Aim of the exercise. Go through the data below and retype all of it exactly.

Data for this task Block Start

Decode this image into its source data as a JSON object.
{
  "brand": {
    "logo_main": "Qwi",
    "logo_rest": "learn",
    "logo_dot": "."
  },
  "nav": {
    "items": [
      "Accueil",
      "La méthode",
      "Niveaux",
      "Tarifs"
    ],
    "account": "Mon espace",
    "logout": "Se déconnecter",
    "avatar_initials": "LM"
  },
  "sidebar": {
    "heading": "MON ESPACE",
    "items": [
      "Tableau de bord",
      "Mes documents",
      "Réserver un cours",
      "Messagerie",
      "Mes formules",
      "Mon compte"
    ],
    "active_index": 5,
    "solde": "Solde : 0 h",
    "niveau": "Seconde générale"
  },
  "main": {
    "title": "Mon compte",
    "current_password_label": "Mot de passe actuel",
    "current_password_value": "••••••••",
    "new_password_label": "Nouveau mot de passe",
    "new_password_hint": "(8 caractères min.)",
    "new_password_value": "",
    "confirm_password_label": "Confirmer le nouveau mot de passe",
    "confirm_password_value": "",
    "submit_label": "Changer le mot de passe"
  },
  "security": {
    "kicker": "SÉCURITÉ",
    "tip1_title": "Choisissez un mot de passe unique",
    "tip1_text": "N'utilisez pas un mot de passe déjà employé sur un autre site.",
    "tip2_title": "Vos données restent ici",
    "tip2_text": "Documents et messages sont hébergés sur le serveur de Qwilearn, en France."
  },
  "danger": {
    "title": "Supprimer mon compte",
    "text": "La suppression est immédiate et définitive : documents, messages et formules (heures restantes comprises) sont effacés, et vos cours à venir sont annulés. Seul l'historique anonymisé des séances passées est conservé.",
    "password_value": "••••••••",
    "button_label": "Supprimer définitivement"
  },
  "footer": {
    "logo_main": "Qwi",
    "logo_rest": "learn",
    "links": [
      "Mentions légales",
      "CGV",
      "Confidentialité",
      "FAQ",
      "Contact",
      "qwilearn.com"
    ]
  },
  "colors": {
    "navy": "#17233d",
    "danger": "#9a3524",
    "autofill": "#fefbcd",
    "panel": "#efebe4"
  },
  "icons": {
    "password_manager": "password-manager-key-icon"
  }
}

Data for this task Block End

Task result.
Decode this image into its source data as a JSON object.
{
  "brand": {
    "logo_main": "Qwi",
    "logo_rest": "learn",
    "logo_dot": "."
  },
  "nav": {
    "items": [
      "Accueil",
      "La méthode",
      "Niveaux",
      "Tarifs"
    ],
    "account": "Mon espace",
    "logout": "Se déconnecter",
    "avatar_initials": "LM"
  },
  "sidebar": {
    "heading": "MON ESPACE",
    "items": [
      "Tableau de bord",
      "Mes documents",
      "Réserver un cours",
      "Messagerie",
      "Mes formules",
      "Mon compte"
    ],
    "active_index": 5,
    "solde": "Solde : 0 h",
    "niveau": "Seconde générale"
  },
  "main": {
    "title": "Mon compte",
    "current_password_label": "Mot de passe actuel",
    "current_password_value": "••••••••",
    "new_password_label": "Nouveau mot de passe",
    "new_password_hint": "(8 caractères min.)",
    "new_password_value": "",
    "confirm_password_label": "Confirmer le nouveau mot de passe",
    "confirm_password_value": "",
    "submit_label": "Changer le mot de passe"
  },
  "security": {
    "kicker": "SÉCURITÉ",
    "tip1_title": "Choisissez un mot de passe unique",
    "tip1_text": "N'utilisez pas un mot de passe déjà employé sur un autre site.",
    "tip2_title": "Vos données restent ici",
    "tip2_text": "Documents et messages sont hébergés sur le serveur de Qwilearn, en France."
  },
  "danger": {
    "title": "Supprimer mon compte",
    "text": "La suppression est immédiate et définitive : documents, messages et formules (heures restantes comprises) sont effacés, et vos cours à venir sont annulés. Seul l'historique anonymisé des séances passées est conservé.",
    "password_value": "••••••••",
    "button_label": "Supprimer définitivement"
  },
  "footer": {
    "logo_main": "Qwi",
    "logo_rest": "learn",
    "links": [
      "Mentions légales",
      "CGV",
      "Confidentialité",
      "FAQ",
      "Contact",
      "qwilearn.com"
    ]
  },
  "colors": {
    "navy": "#17233d",
    "danger": "#9a3524",
    "autofill": "#fefbcd",
    "panel": "#efebe4"
  },
  "icons": {
    "password_manager": "password-manager-key-icon"
  }
}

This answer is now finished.